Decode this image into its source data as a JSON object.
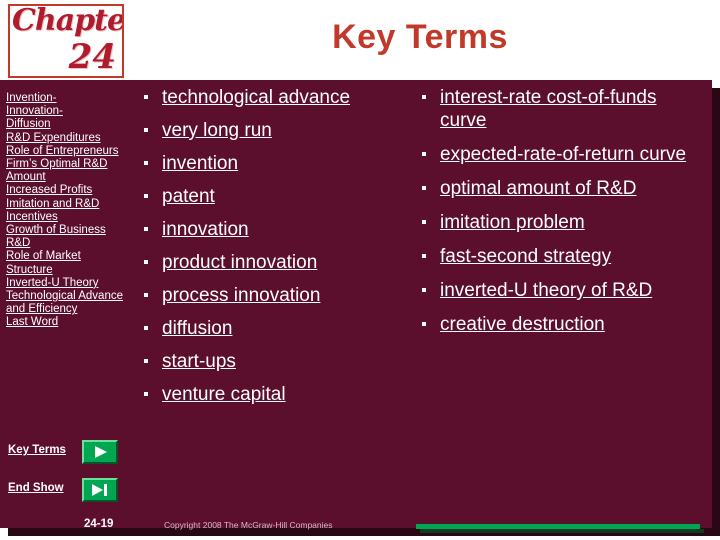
{
  "logo": {
    "word": "Chapter",
    "number": "24"
  },
  "title": "Key Terms",
  "sidebar": {
    "items": [
      "Invention-",
      "Innovation-",
      "Diffusion",
      "R&D Expenditures",
      "Role of Entrepreneurs",
      "Firm’s Optimal R&D Amount",
      "Increased Profits",
      "Imitation and R&D Incentives",
      "Growth of Business R&D",
      "Role of Market Structure",
      "Inverted-U Theory",
      "Technological Advance and Efficiency",
      "Last Word"
    ],
    "nav": {
      "key_terms_label": "Key Terms",
      "key_terms_icon": "play-triangle-icon",
      "end_show_label": "End Show",
      "end_show_icon": "end-show-icon"
    }
  },
  "columns": {
    "left": [
      "technological advance",
      "very long run",
      "invention",
      "patent",
      "innovation",
      "product innovation",
      "process innovation",
      "diffusion",
      "start-ups",
      "venture capital"
    ],
    "right": [
      "interest-rate cost-of-funds curve",
      "expected-rate-of-return curve",
      "optimal amount of R&D",
      "imitation problem",
      "fast-second strategy",
      "inverted-U theory of R&D",
      "creative destruction"
    ]
  },
  "footer": {
    "slide_number": "24-19",
    "copyright": "Copyright 2008 The McGraw-Hill Companies"
  },
  "colors": {
    "panel": "#5b0f2d",
    "title": "#c0392b",
    "accent_green": "#00a651",
    "text": "#ffffff"
  }
}
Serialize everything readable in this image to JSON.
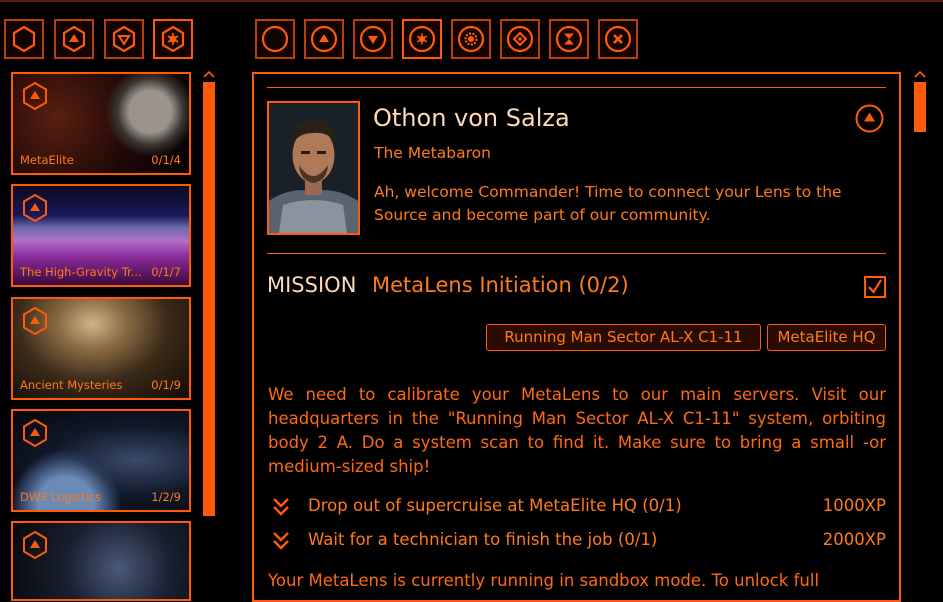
{
  "colors": {
    "accent": "#ff5a0a",
    "text": "#ff7a1a",
    "muted": "#b8400c",
    "background": "#000000"
  },
  "left_tabs": [
    {
      "icon": "hexagon-icon",
      "selected": false
    },
    {
      "icon": "chevron-up-hex-icon",
      "selected": false
    },
    {
      "icon": "chevron-down-hex-icon",
      "selected": false
    },
    {
      "icon": "star-hex-icon",
      "selected": true
    }
  ],
  "filter_tabs": [
    {
      "icon": "circle-icon",
      "selected": false
    },
    {
      "icon": "chevron-up-circle-icon",
      "selected": false
    },
    {
      "icon": "chevron-down-circle-icon",
      "selected": false
    },
    {
      "icon": "star-circle-icon",
      "selected": true
    },
    {
      "icon": "gear-circle-icon",
      "selected": false
    },
    {
      "icon": "diamond-circle-icon",
      "selected": false
    },
    {
      "icon": "hourglass-circle-icon",
      "selected": false
    },
    {
      "icon": "close-circle-icon",
      "selected": false
    }
  ],
  "campaigns": [
    {
      "title": "MetaElite",
      "count": "0/1/4"
    },
    {
      "title": "The High-Gravity Tr...",
      "count": "0/1/7"
    },
    {
      "title": "Ancient Mysteries",
      "count": "0/1/9"
    },
    {
      "title": "DW3 Logistics",
      "count": "1/2/9"
    },
    {
      "title": "",
      "count": ""
    }
  ],
  "npc": {
    "name": "Othon von Salza",
    "role": "The Metabaron",
    "greeting": "Ah, welcome Commander! Time to connect your Lens to the Source and become part of our community."
  },
  "mission": {
    "label": "MISSION",
    "title": "MetaLens Initiation (0/2)",
    "checked": true,
    "locations": [
      "Running Man Sector AL-X C1-11",
      "MetaElite HQ"
    ],
    "description": "We need to calibrate your MetaLens to our main servers. Visit our headquarters in the \"Running Man Sector AL-X C1-11\" system, orbiting body 2 A. Do a system scan to find it. Make sure to bring a small -or medium-sized ship!",
    "objectives": [
      {
        "text": "Drop out of supercruise at MetaElite HQ (0/1)",
        "xp": "1000XP",
        "icon": "double-chevron-down-icon"
      },
      {
        "text": "Wait for a technician to finish the job (0/1)",
        "xp": "2000XP",
        "icon": "double-chevron-down-icon"
      }
    ],
    "footer": "Your MetaLens is currently running in sandbox mode. To unlock full"
  }
}
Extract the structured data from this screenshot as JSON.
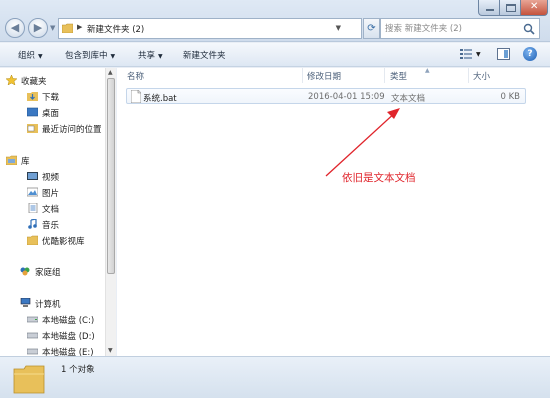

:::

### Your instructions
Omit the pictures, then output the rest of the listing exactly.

### Solution to this problem
Decode this image into its source data as a JSON object.
{
  "logo": {
    "word": "Chapter",
    "number": "24"
  },
  "title": "Key Terms",
  "sidebar": {
    "items": [
      "Invention-",
      "Innovation-",
      "Diffusion",
      "R&D Expenditures",
      "Role of Entrepreneurs",
      "Firm’s Optimal R&D Amount",
      "Increased Profits",
      "Imitation and R&D Incentives",
      "Growth of Business R&D",
      "Role of Market Structure",
      "Inverted-U Theory",
      "Technological Advance and Efficiency",
      "Last Word"
    ],
    "nav": {
      "key_terms_label": "Key Terms",
      "key_terms_icon": "play-triangle-icon",
      "end_show_label": "End Show",
      "end_show_icon": "end-show-icon"
    }
  },
  "columns": {
    "left": [
      "technological advance",
      "very long run",
      "invention",
      "patent",
      "innovation",
      "product innovation",
      "process innovation",
      "diffusion",
      "start-ups",
      "venture capital"
    ],
    "right": [
      "interest-rate cost-of-funds curve",
      "expected-rate-of-return curve",
      "optimal amount of R&D",
      "imitation problem",
      "fast-second strategy",
      "inverted-U theory of R&D",
      "creative destruction"
    ]
  },
  "footer": {
    "slide_number": "24-19",
    "copyright": "Copyright 2008 The McGraw-Hill Companies"
  },
  "colors": {
    "panel": "#5b0f2d",
    "title": "#c0392b",
    "accent_green": "#00a651",
    "text": "#ffffff"
  }
}
Serialize everything readable in this image to JSON.
{
  "colors": {
    "accent": "#ff5a0a",
    "text": "#ff7a1a",
    "muted": "#b8400c",
    "background": "#000000"
  },
  "left_tabs": [
    {
      "icon": "hexagon-icon",
      "selected": false
    },
    {
      "icon": "chevron-up-hex-icon",
      "selected": false
    },
    {
      "icon": "chevron-down-hex-icon",
      "selected": false
    },
    {
      "icon": "star-hex-icon",
      "selected": true
    }
  ],
  "filter_tabs": [
    {
      "icon": "circle-icon",
      "selected": false
    },
    {
      "icon": "chevron-up-circle-icon",
      "selected": false
    },
    {
      "icon": "chevron-down-circle-icon",
      "selected": false
    },
    {
      "icon": "star-circle-icon",
      "selected": true
    },
    {
      "icon": "gear-circle-icon",
      "selected": false
    },
    {
      "icon": "diamond-circle-icon",
      "selected": false
    },
    {
      "icon": "hourglass-circle-icon",
      "selected": false
    },
    {
      "icon": "close-circle-icon",
      "selected": false
    }
  ],
  "campaigns": [
    {
      "title": "MetaElite",
      "count": "0/1/4"
    },
    {
      "title": "The High-Gravity Tr...",
      "count": "0/1/7"
    },
    {
      "title": "Ancient Mysteries",
      "count": "0/1/9"
    },
    {
      "title": "DW3 Logistics",
      "count": "1/2/9"
    },
    {
      "title": "",
      "count": ""
    }
  ],
  "npc": {
    "name": "Othon von Salza",
    "role": "The Metabaron",
    "greeting": "Ah, welcome Commander! Time to connect your Lens to the Source and become part of our community."
  },
  "mission": {
    "label": "MISSION",
    "title": "MetaLens Initiation (0/2)",
    "checked": true,
    "locations": [
      "Running Man Sector AL-X C1-11",
      "MetaElite HQ"
    ],
    "description": "We need to calibrate your MetaLens to our main servers. Visit our headquarters in the \"Running Man Sector AL-X C1-11\" system, orbiting body 2 A. Do a system scan to find it. Make sure to bring a small -or medium-sized ship!",
    "objectives": [
      {
        "text": "Drop out of supercruise at MetaElite HQ (0/1)",
        "xp": "1000XP",
        "icon": "double-chevron-down-icon"
      },
      {
        "text": "Wait for a technician to finish the job (0/1)",
        "xp": "2000XP",
        "icon": "double-chevron-down-icon"
      }
    ],
    "footer": "Your MetaLens is currently running in sandbox mode. To unlock full"
  }
}
Extract the structured data from this screenshot as JSON.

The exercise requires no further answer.